In a New York Times editorial last Sunday, Maureen Dowd took aim at the Sandusky trial as an opportunity to comment on the issue of failed character. In doing so she quoted (somewhat in length) James Davison Hunter, the University of Virginia sociologist who has made his name applying Christian faith to issues of culture and society.
Dowd cited his book, The Death of Character (Basic Books, 2001). Hunter writes that while most people “think of their lives in moral terms and want to live good lives,” we “are more uncertain about what the nature of the good is…. We used to experience morality as imperatives. The consequences of not doing the right thing were not only social, but deeply emotional and psychological. We couldn’t bear to live with ourselves. Now we experience morality more as a choice that we can always change as circumstances call for it. We tend to personalize our ideals. And what you end up with is a nation of ethical free agents. We’ve moved from a culture of character to a culture of personality. The etymology of the word character is that it’s deeply etched, not changeable in all sorts of circumstances. We don’t want to think of ourselves as transgressive or bad, [so] we tend to personalize our understanding of the good.” As Dowd began her editorial: “Everyone is good, until we’re tested.”
I was struck by Hunter’s mention of being our unable to live with ourselves. In the days before spin and damage control, there was a more commonly held assertion that choices had consequences. You reap what you sow. Our theology and our legal system have been based on this. I’ve come to realize how much moral conviction is dependent upon social cohesion. Individual conscience, as noble as they sounds, is just too easy to manipulate. It’s why the prophet Jeremiah warned about the dangers of self-deceit. “The heart is deceitful above all things, and desperately sick; who can understand it?” (17:9; ESV).
The problem, of course, is that we not only live in a society where societal cohesion is a elusive (and some would argue it should be given the realities of pluralism), but it’s elusive in churches too. “We are more uncertain about what the nature of the good is” even in communities where “the good” is our stated goal. The upside is a diminishment of shame and guilt. The downside is a diminishment of shame and guilt.
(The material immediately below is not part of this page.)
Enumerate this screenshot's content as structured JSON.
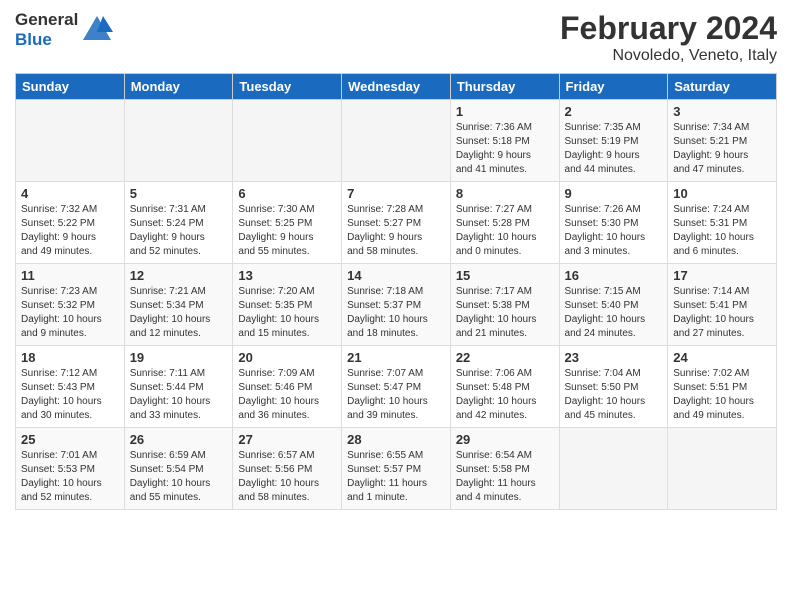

University of Chicago philosopher Martha Nussbaum has argued that shame, “our most primal emotion as humans,” ironically “tells the truth that certain goods are valuable and we have failed to live up to them.” She asserts that shame can serve as a “morally valuable emotion, playing a constructive role in development and social change” for both individuals and societies. And for churches too. The injustice of Jesus’ crucifixion was intended to rouse shame on the parts of its perpetrators—not only the Romans and the Jewish authorities—but all whose sins made his death a necessity. For Christians, a proper response to Christ’s death on the cross is not sympathy for his suffering as much as our shame for having caused it—a proper shame that properly motivates us to become people worthy of his having died to redeem us.